GOAL OF THE EXERCISE: For each record that follows, give it back exactly, with no pictures included.
━━━━━━━━
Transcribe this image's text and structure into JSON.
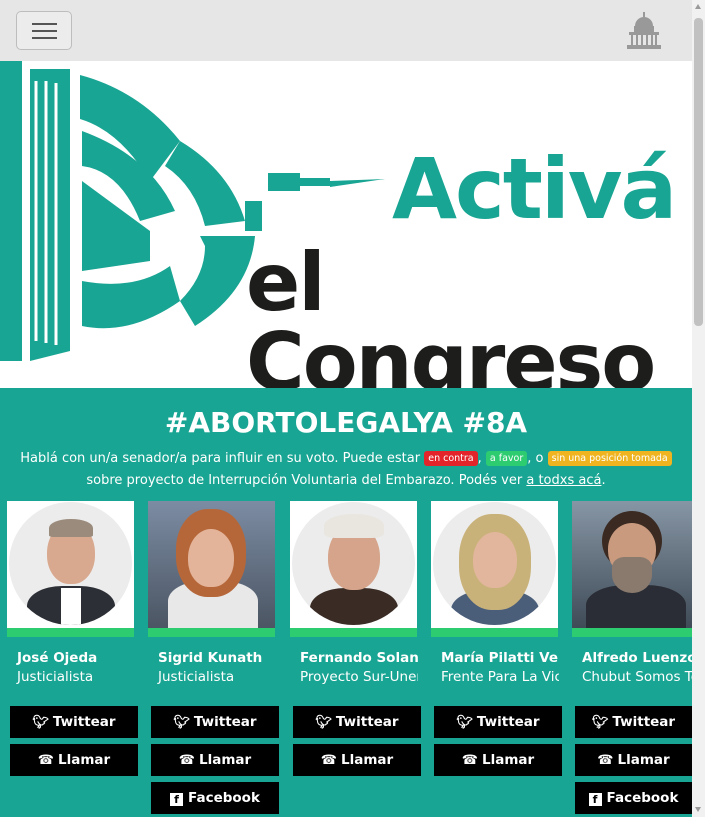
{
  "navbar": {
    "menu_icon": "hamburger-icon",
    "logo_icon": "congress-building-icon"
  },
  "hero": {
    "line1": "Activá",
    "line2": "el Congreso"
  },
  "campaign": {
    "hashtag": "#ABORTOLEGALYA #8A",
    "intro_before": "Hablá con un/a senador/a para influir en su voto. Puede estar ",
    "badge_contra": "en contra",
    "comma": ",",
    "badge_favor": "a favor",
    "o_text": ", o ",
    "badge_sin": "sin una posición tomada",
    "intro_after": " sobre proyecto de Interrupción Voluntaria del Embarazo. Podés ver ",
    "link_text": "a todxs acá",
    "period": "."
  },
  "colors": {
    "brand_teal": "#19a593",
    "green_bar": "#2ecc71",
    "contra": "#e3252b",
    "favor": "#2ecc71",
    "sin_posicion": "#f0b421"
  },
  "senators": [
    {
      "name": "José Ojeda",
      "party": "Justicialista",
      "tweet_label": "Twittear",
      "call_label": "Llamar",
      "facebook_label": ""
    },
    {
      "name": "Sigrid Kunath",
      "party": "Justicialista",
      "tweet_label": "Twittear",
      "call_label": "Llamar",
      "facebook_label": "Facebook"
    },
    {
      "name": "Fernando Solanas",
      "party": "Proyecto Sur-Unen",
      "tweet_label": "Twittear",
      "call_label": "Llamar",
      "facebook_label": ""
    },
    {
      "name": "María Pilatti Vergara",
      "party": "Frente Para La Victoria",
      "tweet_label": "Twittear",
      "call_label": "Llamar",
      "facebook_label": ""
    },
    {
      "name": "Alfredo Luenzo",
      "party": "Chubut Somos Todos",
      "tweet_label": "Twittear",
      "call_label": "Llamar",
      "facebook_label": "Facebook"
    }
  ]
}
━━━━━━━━
ANSWER FOR THIS EXERCISE:
Transcribe this image's text and structure into JSON.
{
  "navbar": {
    "menu_icon": "hamburger-icon",
    "logo_icon": "congress-building-icon"
  },
  "hero": {
    "line1": "Activá",
    "line2": "el Congreso"
  },
  "campaign": {
    "hashtag": "#ABORTOLEGALYA #8A",
    "intro_before": "Hablá con un/a senador/a para influir en su voto. Puede estar ",
    "badge_contra": "en contra",
    "comma": ",",
    "badge_favor": "a favor",
    "o_text": ", o ",
    "badge_sin": "sin una posición tomada",
    "intro_after": " sobre proyecto de Interrupción Voluntaria del Embarazo. Podés ver ",
    "link_text": "a todxs acá",
    "period": "."
  },
  "colors": {
    "brand_teal": "#19a593",
    "green_bar": "#2ecc71",
    "contra": "#e3252b",
    "favor": "#2ecc71",
    "sin_posicion": "#f0b421"
  },
  "senators": [
    {
      "name": "José Ojeda",
      "party": "Justicialista",
      "tweet_label": "Twittear",
      "call_label": "Llamar",
      "facebook_label": ""
    },
    {
      "name": "Sigrid Kunath",
      "party": "Justicialista",
      "tweet_label": "Twittear",
      "call_label": "Llamar",
      "facebook_label": "Facebook"
    },
    {
      "name": "Fernando Solanas",
      "party": "Proyecto Sur-Unen",
      "tweet_label": "Twittear",
      "call_label": "Llamar",
      "facebook_label": ""
    },
    {
      "name": "María Pilatti Vergara",
      "party": "Frente Para La Victoria",
      "tweet_label": "Twittear",
      "call_label": "Llamar",
      "facebook_label": ""
    },
    {
      "name": "Alfredo Luenzo",
      "party": "Chubut Somos Todos",
      "tweet_label": "Twittear",
      "call_label": "Llamar",
      "facebook_label": "Facebook"
    }
  ]
}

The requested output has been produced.